Scientists’ picture of how a gene strongly linked to Alzheimer’s disease harms the brain may have to be revised, researchers at the School of Medicine have found. Washington University’s David M. Holtzman, MD, says leading researchers recently agreed that targeting this gene is a promising approach for gaining a better understanding of and improving treatments for the disease.

Genetic markers ID second Alzheimer’s pathway

Researchers at Washington University have identified a new set of genetic markers for Alzheimer’s disease that point to a second pathway through which the disease develops. Much of the genetic research in Alzheimer’s centers on amyloid-beta, a key component of brain plaques in people with the disease. But the new study identified several genes linked to the tau protein, which is found in tangles.

Researchers identify genetic marker of aggressive Alzheimer’s disease

An international team of Alzheimer’s disease experts, led by Washington University School of Medicine in St. Louis, has uncovered a gene variation that appears to predict the rate at which Alzheimer’s disease will progress. Whereas previous studies have focused on factors that influence the risk for developing Alzheimer’s, the new research points to a way to determine how rapidly the disease will progress. 

Sugar required for healthy brain development

ZebrafishTo learn more about how glucose affects human development, Washington University researchers have developed the first vertebrate model of the role of glucose in embryonic brain development. The model is made up of zebrafish. Their transparent embryos develop similarly to humans, except that they grow outside of the mother’s body, where development can be more easily observed. The model provides the foundation for and insight into the roles of nutrition and genetics in human birth defects.

Research finds sugar required for healthy brain development

ZebrafishTo learn more about how glucose affects human development, Washington University researchers have developed the first vertebrate model of the role of glucose in embryonic brain development. The model is made up of zebrafish. Their transparent embryos develop similarly to humans, except that they grow outside of the mother’s body, where development can be more easily observed.
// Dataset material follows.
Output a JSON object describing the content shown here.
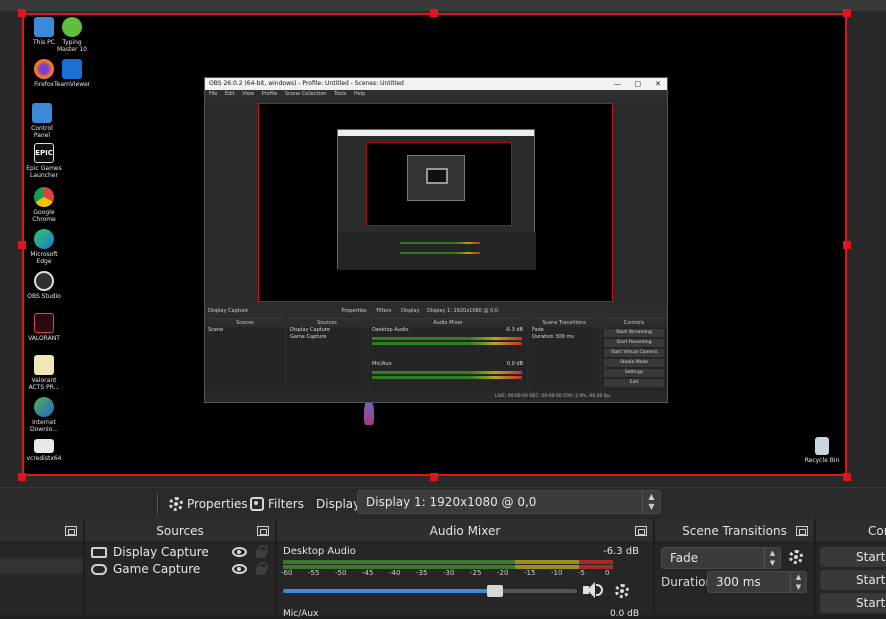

The model provides the foundation for and insight into the roles of nutrition and genetics in human birth defects. The research also may have implications for patients with neurodegenerative diseases such as Parkinson’s. More…